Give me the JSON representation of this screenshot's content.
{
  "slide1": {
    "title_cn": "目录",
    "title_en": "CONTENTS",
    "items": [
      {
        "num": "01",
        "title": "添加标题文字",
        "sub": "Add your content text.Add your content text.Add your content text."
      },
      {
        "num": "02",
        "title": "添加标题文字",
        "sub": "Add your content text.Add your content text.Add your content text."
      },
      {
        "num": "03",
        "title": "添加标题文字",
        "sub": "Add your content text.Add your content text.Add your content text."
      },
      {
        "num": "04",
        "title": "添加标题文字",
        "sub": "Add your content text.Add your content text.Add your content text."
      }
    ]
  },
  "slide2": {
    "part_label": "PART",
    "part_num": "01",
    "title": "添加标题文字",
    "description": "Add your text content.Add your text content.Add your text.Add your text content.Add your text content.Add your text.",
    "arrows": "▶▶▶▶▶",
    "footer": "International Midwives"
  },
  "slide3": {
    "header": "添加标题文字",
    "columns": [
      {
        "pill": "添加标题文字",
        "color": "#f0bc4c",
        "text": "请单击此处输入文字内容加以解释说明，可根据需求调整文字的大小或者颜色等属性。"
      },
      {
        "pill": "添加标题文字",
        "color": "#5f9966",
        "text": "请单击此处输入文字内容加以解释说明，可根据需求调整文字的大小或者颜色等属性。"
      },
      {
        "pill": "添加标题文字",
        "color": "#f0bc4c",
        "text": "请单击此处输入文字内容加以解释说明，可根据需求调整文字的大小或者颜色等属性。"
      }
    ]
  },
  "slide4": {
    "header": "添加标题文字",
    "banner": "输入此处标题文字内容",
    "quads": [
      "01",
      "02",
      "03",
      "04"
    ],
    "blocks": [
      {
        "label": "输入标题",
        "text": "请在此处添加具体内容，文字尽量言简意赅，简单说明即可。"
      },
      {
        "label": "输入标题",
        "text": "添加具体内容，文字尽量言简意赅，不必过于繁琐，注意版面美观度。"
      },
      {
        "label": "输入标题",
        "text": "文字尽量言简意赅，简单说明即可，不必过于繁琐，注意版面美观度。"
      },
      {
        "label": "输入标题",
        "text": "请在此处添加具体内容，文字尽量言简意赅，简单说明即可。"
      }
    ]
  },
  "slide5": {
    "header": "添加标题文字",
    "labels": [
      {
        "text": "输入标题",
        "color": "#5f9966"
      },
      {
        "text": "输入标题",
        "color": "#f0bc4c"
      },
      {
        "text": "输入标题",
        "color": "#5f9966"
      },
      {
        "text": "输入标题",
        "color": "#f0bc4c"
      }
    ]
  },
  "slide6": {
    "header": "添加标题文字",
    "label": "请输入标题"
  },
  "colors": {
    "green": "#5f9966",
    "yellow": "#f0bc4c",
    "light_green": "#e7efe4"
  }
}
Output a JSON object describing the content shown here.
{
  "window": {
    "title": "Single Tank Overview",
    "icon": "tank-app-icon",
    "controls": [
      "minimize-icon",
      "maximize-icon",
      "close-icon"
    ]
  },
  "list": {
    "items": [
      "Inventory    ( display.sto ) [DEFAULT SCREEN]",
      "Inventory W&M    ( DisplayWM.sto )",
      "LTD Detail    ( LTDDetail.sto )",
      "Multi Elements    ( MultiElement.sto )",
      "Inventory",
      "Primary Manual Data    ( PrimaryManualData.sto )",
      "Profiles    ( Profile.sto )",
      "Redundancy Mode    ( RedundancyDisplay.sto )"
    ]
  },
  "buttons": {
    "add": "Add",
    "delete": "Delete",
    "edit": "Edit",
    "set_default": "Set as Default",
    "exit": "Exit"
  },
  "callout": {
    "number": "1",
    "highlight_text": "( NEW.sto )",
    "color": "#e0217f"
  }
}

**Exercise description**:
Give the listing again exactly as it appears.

**Answer space**:
Give me the JSON representation of this screenshot's content.
{
  "slide1": {
    "title_cn": "目录",
    "title_en": "CONTENTS",
    "items": [
      {
        "num": "01",
        "title": "添加标题文字",
        "sub": "Add your content text.Add your content text.Add your content text."
      },
      {
        "num": "02",
        "title": "添加标题文字",
        "sub": "Add your content text.Add your content text.Add your content text."
      },
      {
        "num": "03",
        "title": "添加标题文字",
        "sub": "Add your content text.Add your content text.Add your content text."
      },
      {
        "num": "04",
        "title": "添加标题文字",
        "sub": "Add your content text.Add your content text.Add your content text."
      }
    ]
  },
  "slide2": {
    "part_label": "PART",
    "part_num": "01",
    "title": "添加标题文字",
    "description": "Add your text content.Add your text content.Add your text.Add your text content.Add your text content.Add your text.",
    "arrows": "▶▶▶▶▶",
    "footer": "International Midwives"
  },
  "slide3": {
    "header": "添加标题文字",
    "columns": [
      {
        "pill": "添加标题文字",
        "color": "#f0bc4c",
        "text": "请单击此处输入文字内容加以解释说明，可根据需求调整文字的大小或者颜色等属性。"
      },
      {
        "pill": "添加标题文字",
        "color": "#5f9966",
        "text": "请单击此处输入文字内容加以解释说明，可根据需求调整文字的大小或者颜色等属性。"
      },
      {
        "pill": "添加标题文字",
        "color": "#f0bc4c",
        "text": "请单击此处输入文字内容加以解释说明，可根据需求调整文字的大小或者颜色等属性。"
      }
    ]
  },
  "slide4": {
    "header": "添加标题文字",
    "banner": "输入此处标题文字内容",
    "quads": [
      "01",
      "02",
      "03",
      "04"
    ],
    "blocks": [
      {
        "label": "输入标题",
        "text": "请在此处添加具体内容，文字尽量言简意赅，简单说明即可。"
      },
      {
        "label": "输入标题",
        "text": "添加具体内容，文字尽量言简意赅，不必过于繁琐，注意版面美观度。"
      },
      {
        "label": "输入标题",
        "text": "文字尽量言简意赅，简单说明即可，不必过于繁琐，注意版面美观度。"
      },
      {
        "label": "输入标题",
        "text": "请在此处添加具体内容，文字尽量言简意赅，简单说明即可。"
      }
    ]
  },
  "slide5": {
    "header": "添加标题文字",
    "labels": [
      {
        "text": "输入标题",
        "color": "#5f9966"
      },
      {
        "text": "输入标题",
        "color": "#f0bc4c"
      },
      {
        "text": "输入标题",
        "color": "#5f9966"
      },
      {
        "text": "输入标题",
        "color": "#f0bc4c"
      }
    ]
  },
  "slide6": {
    "header": "添加标题文字",
    "label": "请输入标题"
  },
  "colors": {
    "green": "#5f9966",
    "yellow": "#f0bc4c",
    "light_green": "#e7efe4"
  }
}
Output a JSON object describing the content shown here.
{
  "window": {
    "title": "Single Tank Overview",
    "icon": "tank-app-icon",
    "controls": [
      "minimize-icon",
      "maximize-icon",
      "close-icon"
    ]
  },
  "list": {
    "items": [
      "Inventory    ( display.sto ) [DEFAULT SCREEN]",
      "Inventory W&M    ( DisplayWM.sto )",
      "LTD Detail    ( LTDDetail.sto )",
      "Multi Elements    ( MultiElement.sto )",
      "Inventory",
      "Primary Manual Data    ( PrimaryManualData.sto )",
      "Profiles    ( Profile.sto )",
      "Redundancy Mode    ( RedundancyDisplay.sto )"
    ]
  },
  "buttons": {
    "add": "Add",
    "delete": "Delete",
    "edit": "Edit",
    "set_default": "Set as Default",
    "exit": "Exit"
  },
  "callout": {
    "number": "1",
    "highlight_text": "( NEW.sto )",
    "color": "#e0217f"
  }
}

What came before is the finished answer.